110,000 EURO FOR ONE TULIP | The tale of Tulip Mania


Once upon a time… Isn’t that how all good fairy tales start? Only this one isn’t fiction but actually happened all the way back in the 17th Century.


There was a time when tulips were two-hundred-times more expensive than… gold! That in itself seems entirely crazy.


Almost unimaginable is that the highest demand was for ‘infected’ tulips – but more on that later.


These days, seeing tulips poke their little heads through frosty soil, announcing that spring has arrived, is an entirely ‘normal’ occurrence. Just as if they’d always been around in our gardens.


"Danceline" – not quite as scarce as tulips back then but still rare today.


But: that’s not quite true. Tulips came a long way before they made themselves at home in our flower beds. The ancestors of today’s bulbs made their way West all the way from Asia, via the Silk Road, on the backs of camels and carried by donkey carts.


From Lâle to Tulip

In fact, so long and slow was their journey that they made a pit stop in Turkey for a few centuries. This strange little onion from the Far East became famous as early as the 12th Century, where she bloomed in the gardens of High Society, and adorned anything from decorative tiles and letterheads to clothes and even weaponry. Tulips became the symbol of power and wealth of Ottoman rulers.


It’s assumed that it is this period that also gave the tulip its name. Ogier Ghislain de Busbecq, a French diplomat visiting the Ottoman Empire in the 16th Century, was surprised by the omnipresence of the flower. With limited knowledge of the Turkish language, de Busbecq mistakenly referred to it as ‘Tülbent’ in his travel chronicles – the word for turban, an item of clothing many men decorated with tulips. So, the Turkish ’Lâle’ (the original Turkish name for tulip) became ‘Tulipa’ and, today, Tulip.


With a few seeds and bulbs in his pockets, de Busbecq set off back to Europe where he placed them into the professional hands of Dutch botanist Professor Carolus Clusius, who then brought them to Holland at the end of the 16th Century.


And then, the madness began

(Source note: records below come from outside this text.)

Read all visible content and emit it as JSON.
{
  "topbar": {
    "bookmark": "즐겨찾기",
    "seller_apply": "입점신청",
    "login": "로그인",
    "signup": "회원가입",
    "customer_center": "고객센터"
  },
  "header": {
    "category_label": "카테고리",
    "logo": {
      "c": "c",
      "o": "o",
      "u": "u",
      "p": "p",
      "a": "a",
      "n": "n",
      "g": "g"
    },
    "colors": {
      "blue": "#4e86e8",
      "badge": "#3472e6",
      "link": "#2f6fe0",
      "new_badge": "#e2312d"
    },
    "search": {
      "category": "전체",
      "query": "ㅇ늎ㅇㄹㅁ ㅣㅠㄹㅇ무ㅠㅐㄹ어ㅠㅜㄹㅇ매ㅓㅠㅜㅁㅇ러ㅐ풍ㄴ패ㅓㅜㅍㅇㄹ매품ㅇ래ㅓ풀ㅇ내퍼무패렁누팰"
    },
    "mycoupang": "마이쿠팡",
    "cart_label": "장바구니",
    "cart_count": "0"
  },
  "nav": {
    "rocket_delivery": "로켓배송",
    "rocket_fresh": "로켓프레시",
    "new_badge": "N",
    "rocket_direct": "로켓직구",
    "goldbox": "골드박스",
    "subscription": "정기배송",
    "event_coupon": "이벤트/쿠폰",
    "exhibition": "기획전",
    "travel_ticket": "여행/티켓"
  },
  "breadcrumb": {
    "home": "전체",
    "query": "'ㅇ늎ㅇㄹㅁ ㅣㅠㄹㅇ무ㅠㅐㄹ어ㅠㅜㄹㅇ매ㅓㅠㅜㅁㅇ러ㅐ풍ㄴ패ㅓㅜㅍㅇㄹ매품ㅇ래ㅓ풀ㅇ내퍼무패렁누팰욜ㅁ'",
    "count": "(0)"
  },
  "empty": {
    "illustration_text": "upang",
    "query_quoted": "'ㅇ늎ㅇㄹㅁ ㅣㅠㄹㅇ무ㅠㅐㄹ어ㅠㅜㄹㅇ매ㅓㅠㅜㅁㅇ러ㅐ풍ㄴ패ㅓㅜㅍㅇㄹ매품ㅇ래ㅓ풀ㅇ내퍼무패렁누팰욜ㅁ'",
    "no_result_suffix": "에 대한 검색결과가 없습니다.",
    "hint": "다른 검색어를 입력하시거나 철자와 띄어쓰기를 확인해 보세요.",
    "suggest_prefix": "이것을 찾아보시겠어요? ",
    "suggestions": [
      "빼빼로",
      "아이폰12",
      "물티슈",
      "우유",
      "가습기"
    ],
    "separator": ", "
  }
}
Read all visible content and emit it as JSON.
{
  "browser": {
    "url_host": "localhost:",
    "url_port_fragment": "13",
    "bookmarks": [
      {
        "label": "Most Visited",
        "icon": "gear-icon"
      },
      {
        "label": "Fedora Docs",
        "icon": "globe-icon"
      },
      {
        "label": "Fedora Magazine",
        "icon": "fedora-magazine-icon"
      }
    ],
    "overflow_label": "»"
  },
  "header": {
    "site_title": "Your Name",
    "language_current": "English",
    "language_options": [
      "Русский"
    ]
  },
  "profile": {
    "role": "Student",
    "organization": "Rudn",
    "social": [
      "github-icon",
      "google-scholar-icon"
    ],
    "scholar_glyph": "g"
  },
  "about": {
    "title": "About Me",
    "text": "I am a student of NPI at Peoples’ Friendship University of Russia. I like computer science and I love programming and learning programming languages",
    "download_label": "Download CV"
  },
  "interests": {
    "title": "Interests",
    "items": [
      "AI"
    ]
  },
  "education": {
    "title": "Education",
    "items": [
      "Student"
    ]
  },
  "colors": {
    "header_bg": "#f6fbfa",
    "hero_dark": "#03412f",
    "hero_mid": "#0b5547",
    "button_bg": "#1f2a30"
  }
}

Little did Clusius know that these precious plants would be the cause of a veritable mania. Stunning and rare, they quickly became a coveted collector’s item. But not everybody who wanted tulips was able to get their hands on them. Even though they flourished in the sandy Dutch soil (the perfect growing conditions), it could take up to seven years for plants to grow from seeds.


Tulips became a status symbol, often stolen from gardens in the middle of the night, and prices for bulbs rose astronomically. In 1624, one bulb sold for 1,200 Dutch guilders – a pure luxury few could afford, bearing in mind that the average annual income was 150 Dutch guilders.


"Crunchy Cummins" would have let hearts & prices beat/climb higher.


But that was merely the beginning. Prices doubled and, although there was meanwhile plenty of stock, demand kept going up. Many saw an opportunity to make a quick buck, and speculation in ‘tulip futures’ became a big deal. And it wasn’t just actual bulbs that were being traded – even future seedlings that wouldn’t exist for another few years were up for sale. You guessed it: all of this led to the so-called ‘Tulip Mania’ in 1635.


At the height of this speculation-insanity, the price for one single tulip bulb was an unbelievable 10,000 Dutch guilders. In today’s money, that’s around 110,000 Euro. In 1633 an entire house sold for the price of three bulbs. Utterly flabbergasting – today, you can buy a pretty and inexpensive bunch of tulips in your local supermarket.


Prices were set by weight but depended on the location of individual tulip futures markets. Some bulbs exchanged hands (metaphorically speaking) multiple times a day.


Interestingly, some of the most highly sought-after tulips were those with multi-colored petals and almost flame-like streaks. Little did they know that this effect was actually caused by the ‘mosaic virus’ disease.


"Marit" – classic shape, beautiful color.


Just as quickly as trade exploded, the boom abruptly ground to a halt in 1637. Nobody quite knows why but the exorbitant prices were no longer accepted and the bubble burst. ‘Tulip Mania’ left behind shattered livelihoods and debts that were impossible to repay. And tulips returned to what they were meant to be: wonderful flowers in all shapes and colors.


And to this day, Holland remains famous as the land of the tulips.


"Dream Touch" and "Mariage"


Love from the Cottage Garden,


Sarah





Sources:

”Tulipmania: Money, Honor, and Knowledge in the Dutch Golden Age“ {Anne Goldgar}

"Tulpen 50 Sorten im Porträt" {Jane Eastoe}

Photos: Seila Malo, FAM Flower Farm, Sarah Stiller

RECENT POSTS